While an interest rate hike by the Federal Reserve in December would be “a policy error” because there’s currently overcapacity — “too much stuff” — the Fed and lawmakers are not to blame for the U.S.’ current economic slowdown, William Miller, chief investment officer of Brinker Capital, said Monday.
Speaking at the Financial Services Institute’s annual advisor conference in Washington, Miller provided answers to some “meddlesome” questions that advisors are likely to get from their clients during a session on the economic outlook.
As to monetary policy, Miller said that it “couldn’t get any looser” with zero interest rates, and that if the Fed raises rates “that’s a policy error” because “there is too much stuff; we have to absorb all this stuff — it’s going to take time.”
Miller argued that Washington “is actually trying to increase demand” for goods, but that the U.S. along with Europe and China all face decreasing populations.
“There’s too much of everything,” Miller said, “too much glass, rubber, sneakers, steel.

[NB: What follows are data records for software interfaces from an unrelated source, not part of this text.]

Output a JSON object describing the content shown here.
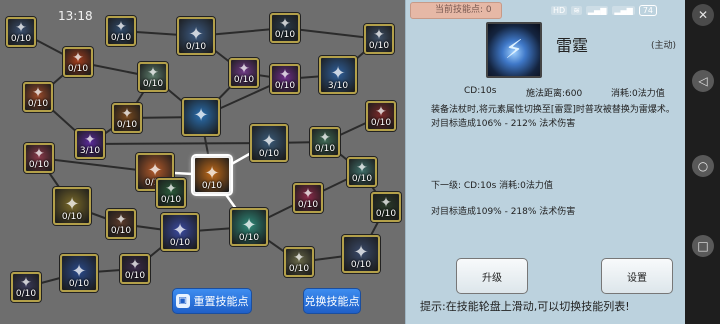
{
  "status_bar": {
    "time": "13:18",
    "signals": [
      "HD",
      "wifi",
      "HD"
    ],
    "battery": "74"
  },
  "tree": {
    "buttons": [
      {
        "label": "重置技能点"
      },
      {
        "label": "兑换技能点"
      }
    ],
    "nodes": [
      {
        "level": "0/10",
        "color": "#3a4f6e",
        "icon": "chain-icon"
      },
      {
        "level": "0/10",
        "color": "#2f4a6a",
        "icon": "wisp-icon"
      },
      {
        "level": "0/10",
        "color": "#3c5a82",
        "icon": "spiral-icon"
      },
      {
        "level": "0/10",
        "color": "#2a3a4a",
        "icon": "beetle-icon"
      },
      {
        "level": "0/10",
        "color": "#a33e1e",
        "icon": "fire-icon"
      },
      {
        "level": "0/10",
        "color": "#3d4f66",
        "icon": "shell-icon"
      },
      {
        "level": "0/10",
        "color": "#5b7a6a",
        "icon": "wave-icon"
      },
      {
        "level": "0/10",
        "color": "#6f3a86",
        "icon": "rune-icon"
      },
      {
        "level": "3/10",
        "color": "#2f5f9a",
        "icon": "thunder-icon"
      },
      {
        "level": "0/10",
        "color": "#9a4a2a",
        "icon": "eye-icon"
      },
      {
        "level": "0/10",
        "color": "#7a4a1e",
        "icon": "sword-icon"
      },
      {
        "level": "",
        "color": "#2a6fb0",
        "icon": "ice-knight-icon"
      },
      {
        "level": "0/10",
        "color": "#6f2f8a",
        "icon": "storm-icon"
      },
      {
        "level": "0/10",
        "color": "#b35a2a",
        "icon": "meteor-icon"
      },
      {
        "level": "0/10",
        "color": "#7a2a2a",
        "icon": "blood-icon"
      },
      {
        "level": "3/10",
        "color": "#5a2a9a",
        "icon": "lightning-icon"
      },
      {
        "level": "0/10",
        "color": "#3f6a55",
        "icon": "rock-icon"
      },
      {
        "level": "0/10",
        "color": "#8a3a4a",
        "icon": "orb-icon"
      },
      {
        "level": "0/10",
        "color": "#c06a1a",
        "icon": "flame-icon"
      },
      {
        "level": "0/10",
        "color": "#3a5a78",
        "icon": "missile-icon"
      },
      {
        "level": "0/10",
        "color": "#3f6f6a",
        "icon": "wind-icon"
      },
      {
        "level": "0/10",
        "color": "#7a6a2a",
        "icon": "armor-icon"
      },
      {
        "level": "0/10",
        "color": "#5a3a2a",
        "icon": "spear-icon"
      },
      {
        "level": "0/10",
        "color": "#3a4aa0",
        "icon": "arcane-icon"
      },
      {
        "level": "0/10",
        "color": "#2f8a7a",
        "icon": "blade-icon"
      },
      {
        "level": "0/10",
        "color": "#8a2a4a",
        "icon": "pillar-icon"
      },
      {
        "level": "0/10",
        "color": "#2a3a2a",
        "icon": "tornado-icon"
      },
      {
        "level": "0/10",
        "color": "#3a4a6a",
        "icon": "claw-icon"
      },
      {
        "level": "0/10",
        "color": "#6a6a4a",
        "icon": "serpent-icon"
      },
      {
        "level": "0/10",
        "color": "#3a2a4a",
        "icon": "shadow-icon"
      },
      {
        "level": "0/10",
        "color": "#2a4a8a",
        "icon": "shield-icon"
      },
      {
        "level": "0/10",
        "color": "#3a3a5a",
        "icon": "sigil-icon"
      },
      {
        "level": "0/10",
        "color": "#2a5a3a",
        "icon": "vortex-icon"
      }
    ]
  },
  "panel": {
    "points_label": "当前技能点: 0",
    "skill": {
      "name": "雷霆",
      "type": "(主动)",
      "cd": "CD:10s",
      "range": "施法距离:600",
      "cost": "消耗:0法力值",
      "description": "装备法杖时,将元素属性切换至[雷霆]时普攻被替换为雷爆术。",
      "current_damage": "对目标造成106% - 212% 法术伤害",
      "next_level": "下一级: CD:10s 消耗:0法力值",
      "next_damage": "对目标造成109% - 218% 法术伤害"
    },
    "upgrade_button": "升级",
    "settings_button": "设置",
    "tip": "提示:在技能轮盘上滑动,可以切换技能列表!"
  }
}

And the demand curve is stubborn” because of lagging population growth.
He opined that opening the doors to more immigrants would bode well for such population problems, but noted that he’s “bipolar” when it comes to the economic impact of the Syrian migrant crisis in Europe.

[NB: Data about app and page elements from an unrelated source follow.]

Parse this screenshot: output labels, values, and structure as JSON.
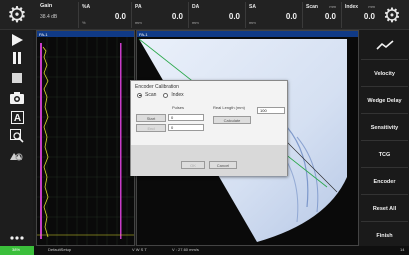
{
  "topbar": {
    "gain_label": "Gain",
    "gain_value": "38.4 dB",
    "measurements": [
      {
        "label": "%A",
        "unit": "%",
        "value": "0.0"
      },
      {
        "label": "PA",
        "unit": "mm",
        "value": "0.0"
      },
      {
        "label": "DA",
        "unit": "mm",
        "value": "0.0"
      },
      {
        "label": "SA",
        "unit": "mm",
        "value": "0.0"
      },
      {
        "label": "Scan",
        "unit": "mm",
        "value": "0.0"
      },
      {
        "label": "Index",
        "unit": "mm",
        "value": "0.0"
      }
    ]
  },
  "panels": {
    "ascan_tag": "PA-1",
    "sscan_tag": "PA-1"
  },
  "rightmenu": {
    "items": [
      "Velocity",
      "Wedge Delay",
      "Sensitivity",
      "TCG",
      "Encoder",
      "Reset All",
      "Finish"
    ]
  },
  "dialog": {
    "title": "Encoder Calibration",
    "radio_scan": "Scan",
    "radio_index": "Index",
    "pulses_label": "Pulses",
    "real_length_label": "Real Length (mm)",
    "start_label": "Start",
    "end_label": "End",
    "start_pulses": "0",
    "end_pulses": "0",
    "real_length_value": "100",
    "calculate_label": "Calculate",
    "ok_label": "OK",
    "cancel_label": "Cancel",
    "selected_axis": "Scan"
  },
  "statusbar": {
    "battery": "38%",
    "setup": "DefaultSetup",
    "flags": "V  W  S  T",
    "velocity": "V : 27.60 mm/s",
    "right": "14"
  },
  "colors": {
    "accent_blue": "#103a86",
    "sscan_beam": "#dfe8f6",
    "battery_green": "#3bbf3b",
    "ascan_trace": "#d8d82a",
    "gate_magenta": "#c83cc8",
    "angle_line": "#2aa84a"
  },
  "icons": [
    "gear-icon",
    "play-icon",
    "pause-icon",
    "stop-icon",
    "camera-icon",
    "text-a-icon",
    "zoom-icon",
    "image-zoom-icon",
    "more-icon",
    "settings-icon",
    "trend-icon"
  ]
}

“The economist in me likes it [the migrant crisis]” because it means an increase in population, “but the costs, immediate costs, of all the immigrants will be expensive.” Germans “are not reproducing, so in that way it’s positive.”
As to emerging markets, Miller said he liked India but that Brinker currently “doesn’t like” Brazil, Russia or China.
“You’re more likely to have more problems from the export-driven emerging markets,” he said.
Miller also noted that he worries “greatly” about the tech boom, because it means there will be “more computers picking stocks than me.” However, “with all this technology” the U.S. should have more productivity, “but we don’t.”
Another worry: jobs. “I greatly worry about jobs,” that the U.S. is “not creating enough jobs.”
As to the presidential election, Miller said that with the “poor Republican field” of candidates “there’s a tendency to move left,” and that current tax policy has allowed “the top 1 percent [to] benefit from lower taxes.”
Advisors can also expect their clients to start spending more beginning in the fourth quarter, Miller said, because oil prices dropped nearly a year ago. “Twelve months after oil prices fall is when you have the biggest kick,” he said.